The kidneys remove waste products from your blood and expel them in your urine. They accomplish this by filtering your blood. Your kidneys reabsorb the molecules, nutrients and water your body needs and excrete concentrated waste products. When the kidneys aren't functioning properly, waste and fluid that are typically removed from your body in the urine can accumulate and cause disease.
- The kidneys remove waste products from your blood and expel them in your urine.
- Your kidneys reabsorb the molecules, nutrients and water your body needs and excrete concentrated waste products.
Normal Urinary Output
Common Excretory System Diseases
The normal range for an adult urinary output is between 400 to 2,000 mL of urine daily -- with a normal fluid intake of about 2 liters per day.
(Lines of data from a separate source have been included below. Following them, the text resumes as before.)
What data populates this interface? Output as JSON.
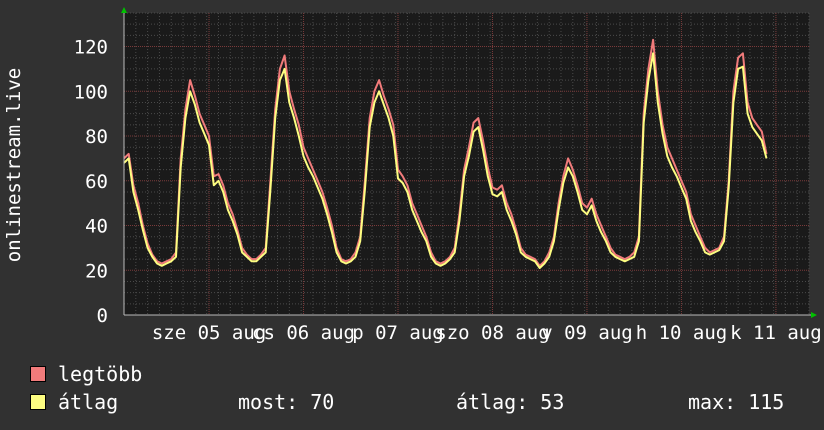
{
  "chart_data": {
    "type": "line",
    "title": "",
    "ylabel": "onlinestream.live",
    "xlabel": "",
    "ylim": [
      0,
      135
    ],
    "yticks": [
      0,
      20,
      40,
      60,
      80,
      100,
      120
    ],
    "grid": true,
    "x_tick_labels": [
      {
        "label": "sze 05 aug",
        "t": 0.9
      },
      {
        "label": "cs 06 aug",
        "t": 1.9
      },
      {
        "label": "p 07 aug",
        "t": 2.9
      },
      {
        "label": "szo 08 aug",
        "t": 3.9
      },
      {
        "label": "v 09 aug",
        "t": 4.9
      },
      {
        "label": "h 10 aug",
        "t": 5.9
      },
      {
        "label": "k 11 aug",
        "t": 6.9
      }
    ],
    "t_range": [
      0,
      7.25
    ],
    "series": [
      {
        "name": "legtöbb",
        "color": "#f17b7b",
        "t": [
          0.0,
          0.05,
          0.1,
          0.15,
          0.2,
          0.25,
          0.3,
          0.35,
          0.4,
          0.45,
          0.5,
          0.55,
          0.6,
          0.65,
          0.7,
          0.75,
          0.8,
          0.85,
          0.9,
          0.95,
          1.0,
          1.05,
          1.1,
          1.15,
          1.2,
          1.25,
          1.3,
          1.35,
          1.4,
          1.45,
          1.5,
          1.55,
          1.6,
          1.65,
          1.7,
          1.75,
          1.8,
          1.85,
          1.9,
          1.95,
          2.0,
          2.05,
          2.1,
          2.15,
          2.2,
          2.25,
          2.3,
          2.35,
          2.4,
          2.45,
          2.5,
          2.55,
          2.6,
          2.65,
          2.7,
          2.75,
          2.8,
          2.85,
          2.9,
          2.95,
          3.0,
          3.05,
          3.1,
          3.15,
          3.2,
          3.25,
          3.3,
          3.35,
          3.4,
          3.45,
          3.5,
          3.55,
          3.6,
          3.65,
          3.7,
          3.75,
          3.8,
          3.85,
          3.9,
          3.95,
          4.0,
          4.05,
          4.1,
          4.15,
          4.2,
          4.25,
          4.3,
          4.35,
          4.4,
          4.45,
          4.5,
          4.55,
          4.6,
          4.65,
          4.7,
          4.75,
          4.8,
          4.85,
          4.9,
          4.95,
          5.0,
          5.05,
          5.1,
          5.15,
          5.2,
          5.25,
          5.3,
          5.35,
          5.4,
          5.45,
          5.5,
          5.55,
          5.6,
          5.65,
          5.7,
          5.75,
          5.8,
          5.85,
          5.9,
          5.95,
          6.0,
          6.05,
          6.1,
          6.15,
          6.2,
          6.25,
          6.3,
          6.35,
          6.4,
          6.45,
          6.5,
          6.55,
          6.6,
          6.65,
          6.7,
          6.75,
          6.8,
          6.85,
          6.9,
          6.95,
          7.0,
          7.05,
          7.1
        ],
        "values": [
          70,
          72,
          58,
          50,
          40,
          32,
          27,
          24,
          23,
          24,
          25,
          28,
          70,
          92,
          105,
          98,
          90,
          85,
          80,
          62,
          63,
          58,
          50,
          45,
          38,
          30,
          27,
          25,
          25,
          27,
          30,
          60,
          92,
          110,
          116,
          100,
          92,
          85,
          75,
          70,
          65,
          60,
          55,
          48,
          40,
          30,
          25,
          24,
          25,
          28,
          35,
          60,
          88,
          100,
          105,
          98,
          92,
          85,
          65,
          62,
          58,
          50,
          45,
          40,
          35,
          28,
          24,
          23,
          24,
          26,
          30,
          45,
          65,
          75,
          86,
          88,
          78,
          66,
          57,
          56,
          58,
          50,
          45,
          38,
          30,
          27,
          26,
          25,
          22,
          24,
          28,
          35,
          50,
          62,
          70,
          65,
          58,
          50,
          48,
          52,
          45,
          40,
          35,
          30,
          27,
          26,
          25,
          26,
          28,
          35,
          90,
          110,
          123,
          100,
          85,
          75,
          70,
          65,
          60,
          55,
          45,
          40,
          35,
          30,
          28,
          29,
          30,
          35,
          60,
          100,
          115,
          117,
          95,
          88,
          85,
          82,
          72
        ],
        "max_hint": 123
      },
      {
        "name": "átlag",
        "color": "#fdfd81",
        "t": [
          0.0,
          0.05,
          0.1,
          0.15,
          0.2,
          0.25,
          0.3,
          0.35,
          0.4,
          0.45,
          0.5,
          0.55,
          0.6,
          0.65,
          0.7,
          0.75,
          0.8,
          0.85,
          0.9,
          0.95,
          1.0,
          1.05,
          1.1,
          1.15,
          1.2,
          1.25,
          1.3,
          1.35,
          1.4,
          1.45,
          1.5,
          1.55,
          1.6,
          1.65,
          1.7,
          1.75,
          1.8,
          1.85,
          1.9,
          1.95,
          2.0,
          2.05,
          2.1,
          2.15,
          2.2,
          2.25,
          2.3,
          2.35,
          2.4,
          2.45,
          2.5,
          2.55,
          2.6,
          2.65,
          2.7,
          2.75,
          2.8,
          2.85,
          2.9,
          2.95,
          3.0,
          3.05,
          3.1,
          3.15,
          3.2,
          3.25,
          3.3,
          3.35,
          3.4,
          3.45,
          3.5,
          3.55,
          3.6,
          3.65,
          3.7,
          3.75,
          3.8,
          3.85,
          3.9,
          3.95,
          4.0,
          4.05,
          4.1,
          4.15,
          4.2,
          4.25,
          4.3,
          4.35,
          4.4,
          4.45,
          4.5,
          4.55,
          4.6,
          4.65,
          4.7,
          4.75,
          4.8,
          4.85,
          4.9,
          4.95,
          5.0,
          5.05,
          5.1,
          5.15,
          5.2,
          5.25,
          5.3,
          5.35,
          5.4,
          5.45,
          5.5,
          5.55,
          5.6,
          5.65,
          5.7,
          5.75,
          5.8,
          5.85,
          5.9,
          5.95,
          6.0,
          6.05,
          6.1,
          6.15,
          6.2,
          6.25,
          6.3,
          6.35,
          6.4,
          6.45,
          6.5,
          6.55,
          6.6,
          6.65,
          6.7,
          6.75,
          6.8,
          6.85,
          6.9,
          6.95,
          7.0,
          7.05,
          7.1
        ],
        "values": [
          68,
          70,
          55,
          47,
          38,
          30,
          26,
          23,
          22,
          23,
          24,
          26,
          66,
          88,
          100,
          94,
          86,
          81,
          76,
          58,
          60,
          55,
          47,
          42,
          36,
          28,
          26,
          24,
          24,
          26,
          28,
          56,
          88,
          105,
          110,
          95,
          88,
          80,
          71,
          66,
          62,
          57,
          52,
          45,
          37,
          28,
          24,
          23,
          24,
          26,
          33,
          56,
          84,
          95,
          100,
          94,
          88,
          80,
          61,
          59,
          55,
          47,
          42,
          37,
          33,
          26,
          23,
          22,
          23,
          25,
          28,
          42,
          62,
          71,
          82,
          84,
          74,
          62,
          54,
          53,
          55,
          47,
          42,
          36,
          28,
          26,
          25,
          24,
          21,
          23,
          26,
          33,
          47,
          59,
          66,
          62,
          55,
          47,
          45,
          49,
          42,
          37,
          33,
          28,
          26,
          25,
          24,
          25,
          26,
          33,
          86,
          105,
          117,
          95,
          81,
          71,
          66,
          62,
          57,
          52,
          42,
          37,
          33,
          28,
          27,
          28,
          29,
          33,
          57,
          95,
          110,
          111,
          90,
          84,
          81,
          78,
          70
        ]
      }
    ],
    "legend": {
      "position": "bottom-left",
      "items": [
        {
          "label": "legtöbb",
          "color": "#f17b7b"
        },
        {
          "label": "átlag",
          "color": "#fdfd81"
        }
      ]
    },
    "stats": {
      "now": "most: 70",
      "avg": "átlag: 53",
      "max": "max: 115"
    }
  }
}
Values for normal urinary output may vary slightly between laboratories. A urine output of 500 mL per day is generally considered adequate for normal function.
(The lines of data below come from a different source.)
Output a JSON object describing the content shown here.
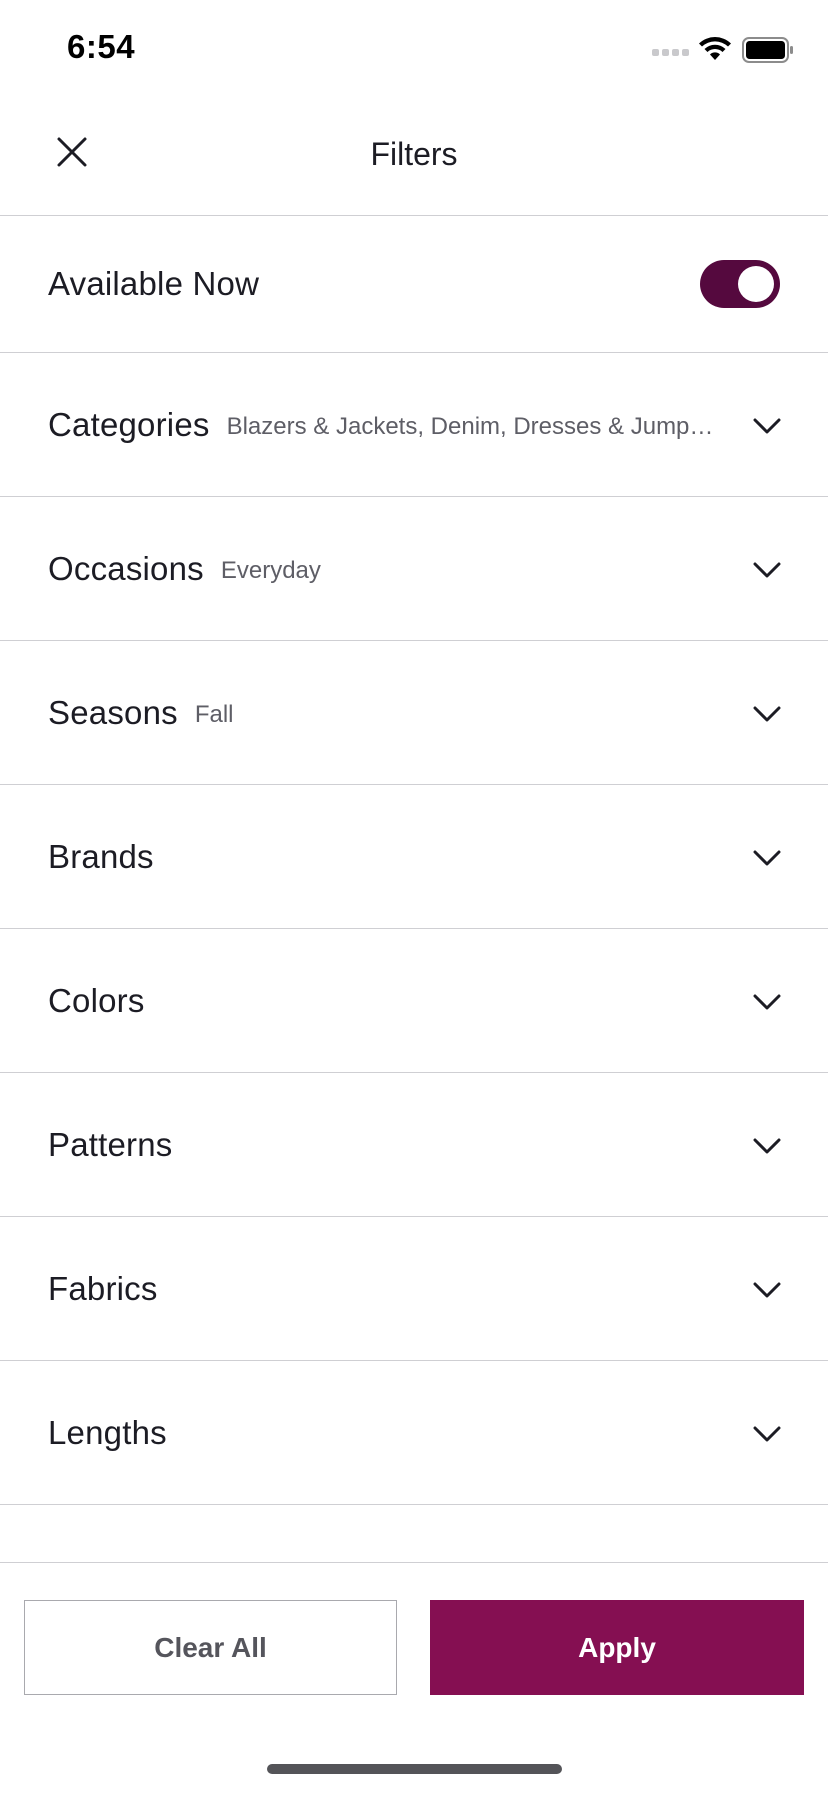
{
  "status_bar": {
    "time": "6:54"
  },
  "header": {
    "title": "Filters",
    "close_icon": "close-icon"
  },
  "available_now": {
    "label": "Available Now",
    "enabled": true,
    "accent": "#55093e"
  },
  "filters": [
    {
      "label": "Categories",
      "selected": "Blazers & Jackets, Denim, Dresses & Jumps..."
    },
    {
      "label": "Occasions",
      "selected": "Everyday"
    },
    {
      "label": "Seasons",
      "selected": "Fall"
    },
    {
      "label": "Brands",
      "selected": ""
    },
    {
      "label": "Colors",
      "selected": ""
    },
    {
      "label": "Patterns",
      "selected": ""
    },
    {
      "label": "Fabrics",
      "selected": ""
    },
    {
      "label": "Lengths",
      "selected": ""
    }
  ],
  "footer": {
    "clear_label": "Clear All",
    "apply_label": "Apply",
    "apply_color": "#850f52"
  }
}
Factors other than kidney disease that can influence how much you urinate in a day include how much water you consume, the amount of fluid lost in perspiration, your caffeine and alcohol intake and any medications you've taken. If your doctor is concerned about your kidneys, a 24-hour urine collection test is typically ordered.
- The normal range for an adult urinary output is between 400 to 2,000 mL of urine daily -- with a normal fluid intake of about 2 liters per day.
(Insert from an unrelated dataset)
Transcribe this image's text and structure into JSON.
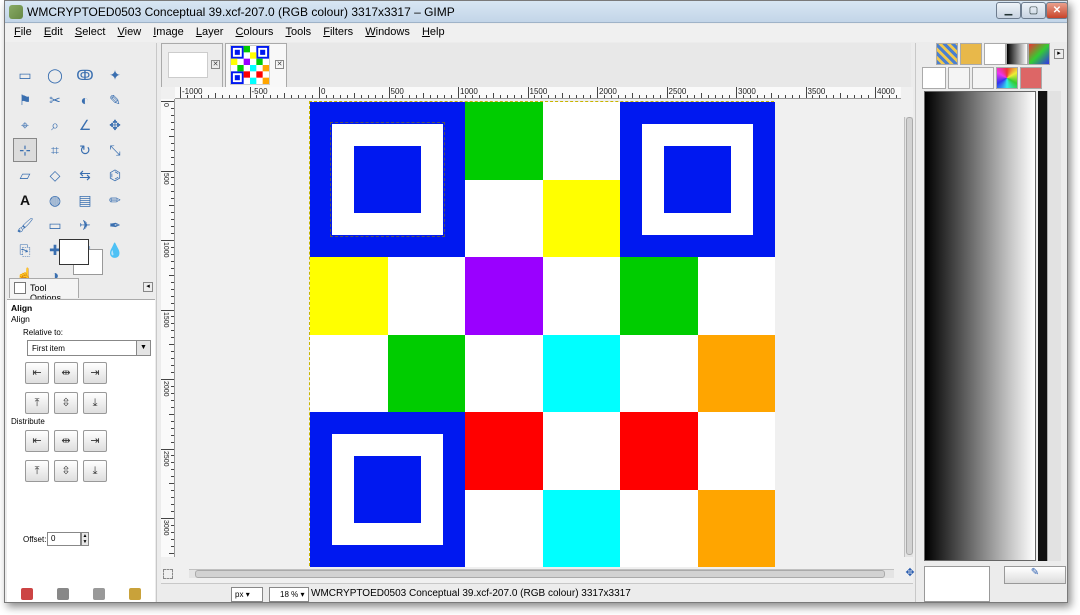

- A urine output of 500 mL per day is generally considered adequate for normal function.
Common Excretory System Diseases
Reasons for High Creatinine and Uric Acid
Causes of WBCs and RBCs in Urine
Normal Urinary Frequency per Day for Children
The Effect of Fat on Kidneys
Signs & Symptoms of Vitamin B-12 & Vitamin D Deficiencies
Gatorade G2 Ingredients
Amino Acids That You Can't Get from a Vegetarian Diet
Normal Levels of Urine Creatinine & Protein
Common Male Urinary Problems
- National Vital Statistics Reports: Deaths: Final Data for 2010
- Tietz Fundamentals of Clinical Chemistry; Carl Burtis, Ph.D., et al.
- Clinical Chemistry: Theory, Analysis, and Correlation; Lawrence Kaplan, et al.
- U.S. National Library of Medicine. MedlinePlus. Urinalysis. Updated April, 8 2019
- National Kidney Foundation. Tests to measure kidney function, damage and detect abnormalities
- University of Rochester Medical Center. Health Encyclopedia. Blood urea nitrogen.
- Johns Hopkins Medicine. 24-hour urine collection.
- Renal Panel. Lab Tests Online.
Leann Mikesh holds a Ph.D. in pathology. She has trained at the University of Virginia Medical Laboratories and has over 15 years experience in clinical, cancer and immunology research. Dr. Mikesh performed kidney and bone marrow transplantation compatibility testing to put herself through graduate school.